App and web page records:
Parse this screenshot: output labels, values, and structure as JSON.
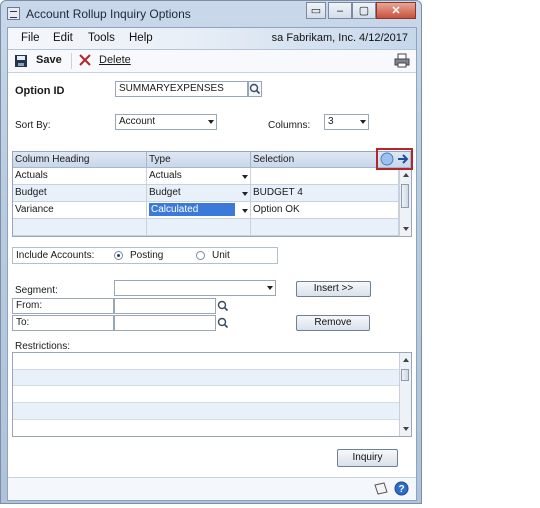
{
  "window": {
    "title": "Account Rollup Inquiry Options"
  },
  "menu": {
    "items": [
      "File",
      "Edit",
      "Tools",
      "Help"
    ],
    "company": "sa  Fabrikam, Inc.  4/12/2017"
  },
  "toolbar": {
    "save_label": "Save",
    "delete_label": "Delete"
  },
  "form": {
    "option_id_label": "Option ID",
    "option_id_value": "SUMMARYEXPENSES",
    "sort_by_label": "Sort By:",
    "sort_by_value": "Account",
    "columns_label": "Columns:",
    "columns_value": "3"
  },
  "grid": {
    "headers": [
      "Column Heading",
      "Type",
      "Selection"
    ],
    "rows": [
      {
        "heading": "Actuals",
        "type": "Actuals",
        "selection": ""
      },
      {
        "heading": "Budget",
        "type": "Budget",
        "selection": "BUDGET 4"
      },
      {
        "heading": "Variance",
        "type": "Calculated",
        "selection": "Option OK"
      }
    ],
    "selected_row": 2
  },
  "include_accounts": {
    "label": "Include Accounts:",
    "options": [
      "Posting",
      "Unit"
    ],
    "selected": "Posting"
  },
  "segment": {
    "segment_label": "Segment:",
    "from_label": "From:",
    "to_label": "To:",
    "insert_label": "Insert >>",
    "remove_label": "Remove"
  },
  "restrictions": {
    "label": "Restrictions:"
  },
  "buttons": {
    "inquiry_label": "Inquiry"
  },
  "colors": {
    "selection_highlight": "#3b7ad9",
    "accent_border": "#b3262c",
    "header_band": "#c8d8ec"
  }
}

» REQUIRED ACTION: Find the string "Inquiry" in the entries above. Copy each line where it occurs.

» SOLUTION FOR THIS TASK:
    "title": "Account Rollup Inquiry Options"
    "inquiry_label": "Inquiry"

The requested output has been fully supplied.